The climate crisis is a humanitarian crisis

LWF Honduras representative Carlos Rivera (with white face mask) visits Chamelecón, Honduras, to see the damage done by hurricanes Eta and Iota. As the flooding came unexpectedly fast, many people lost all their belongings. Photo: Sean Hawkey
LWF Honduras representative Carlos Rivera (with white face mask) visits Chamelecón, Honduras, to see the damage done by hurricanes Eta and Iota. As the flooding came unexpectedly fast, many people lost all their belongings. Photo: Sean Hawkey

LWF and partners launch call for accelerated climate adaptation

(LWI) - Joining UN bodies and international humanitarian organizations, The Lutheran World Federation (LWF) is calling for accelerated climate adaptation to mitigate and prevent risks for disaster that disproportionately affect the most vulnerable. The call will be issued with a video during the Climate Adaptation Summit (CAS) 2021 taking place online on 25 and 26 January.

The video outlines the effects of climate-induced disasters and shows how they can be managed and reduced.

Humanitarian impact of climate-induced events

In the past ten years, the call states, climate- and weather-related disasters have claimed more than 400,000 lives, affected 1.7 billion people, and displaced an average of 25 million people annually. These risks are rising with more frequent and more extreme events predicted for the future. By 2050, 200 million people could need humanitarian aid every year because of climate-related disasters.

Although the climate crisis hits everyone, the most vulnerable people are disproportionately affected. They face multiple other threats, including conflict, violence, and poverty. According to the ND-Gain index, of the 20 countries considered the most vulnerable to climate change, 12 are affected by conflict. Many displaced people live in climate hotspots where they are regularly exposed to severe flooding, heat waves, and drought.

Marginalized groups, including women, children, the poor, and food-insecure, are hit hardest. Women account for a high percentage of those displaced by climate change are women. Also, older people tend to be disproportionately affected by disasters.

Climate adaptation is key

However, climate- and weather-related disasters are not inevitable, the call states. There are tools to manage and reduce climate risks and adapt to them.

Using scientific data to prevent and act early and working together with local communities and partners, the impact of disasters can be limited.

Finances are required to install systems that trigger anticipatory action before extreme events strike. This can prevent them from becoming disasters and can preserve lives and livelihoods.

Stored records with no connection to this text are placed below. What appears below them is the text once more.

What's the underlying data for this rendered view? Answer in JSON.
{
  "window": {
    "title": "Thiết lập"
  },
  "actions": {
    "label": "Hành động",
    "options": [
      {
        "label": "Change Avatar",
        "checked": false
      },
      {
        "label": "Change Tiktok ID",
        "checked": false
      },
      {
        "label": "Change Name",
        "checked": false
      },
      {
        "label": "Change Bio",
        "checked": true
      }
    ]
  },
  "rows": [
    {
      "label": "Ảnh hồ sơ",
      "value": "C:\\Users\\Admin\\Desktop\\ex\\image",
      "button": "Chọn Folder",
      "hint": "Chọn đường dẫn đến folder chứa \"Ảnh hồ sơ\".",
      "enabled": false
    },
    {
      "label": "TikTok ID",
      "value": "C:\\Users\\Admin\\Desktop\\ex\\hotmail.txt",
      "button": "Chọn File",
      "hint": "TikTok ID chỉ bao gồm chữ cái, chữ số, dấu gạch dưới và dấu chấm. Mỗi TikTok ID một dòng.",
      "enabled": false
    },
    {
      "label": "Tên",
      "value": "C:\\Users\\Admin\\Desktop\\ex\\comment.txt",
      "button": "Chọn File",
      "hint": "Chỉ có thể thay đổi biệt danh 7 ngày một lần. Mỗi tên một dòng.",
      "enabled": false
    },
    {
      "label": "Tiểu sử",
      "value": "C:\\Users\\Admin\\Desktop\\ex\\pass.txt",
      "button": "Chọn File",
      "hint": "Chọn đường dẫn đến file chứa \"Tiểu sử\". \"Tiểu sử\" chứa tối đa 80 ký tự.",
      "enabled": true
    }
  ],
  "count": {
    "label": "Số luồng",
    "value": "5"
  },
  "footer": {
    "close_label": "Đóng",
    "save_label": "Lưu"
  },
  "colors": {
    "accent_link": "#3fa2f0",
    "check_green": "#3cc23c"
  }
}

Global climate action must prioritize supporting the most vulnerable countries and communities to prevent, prepare for, and adapt to the ongoing climate crisis.

LWF’s engagement

“LWF actively works with its member churches and through its country programs to build resilience and adaptation capacity of vulnerable communities and in disaster risk management,” explains Isaiah Toroitich, LWF’s Head of Global Advocacy. “Climate protection and humanitarian efforts go hand in hand and therefore the international community must redouble its efforts towards ambitious adaptation and mitigation action.”

LWF actively works with its member churches and through its country programs to build resilience and adaptation capacity of vulnerable communities and in disaster risk management.
Isaiah Toroitich, LWF’s Head of Global Advocacy

LWFs World Service program in Ethiopia is one example for LWF’s engagement in this regard. It is involved in agricultural development and water sustainability among local communities. It also supports tens of thousands of refugees with water and sanitation programs, education, psychosocial support, livelihood development, and environmental conservation.

Another example is Central America, one of the most vulnerable regions globally. Here, LWF World Service runs projects on environmental sustainability, local natural resources management, and food security in Guatemala, Honduras, and Nicaragua.

The call for action launched during the CAS 2021 takes up one of the action themes of the summit and was jointly produced by the LWF and Concern Worldwide, Inter-Agency Standing Committee (IASC), International Committee of the Red Cross (ICRC), International Federation of Red Cross and Red Crescent Societies (IFRC), Norwegian Refugee Council, United Nations Office for the Coordination of Humanitarian Affairs (OCHA), Save the Children, Special Rapporteur on the Human Rights of Internally Displaced Persons, United Nations Population Fund (UNFPA), United Nations High Commissioner for Refugees (UNHCR), and UN World Food Programme (WFP).

By LWF/A.Weyermüller

 

LWF Action for Justice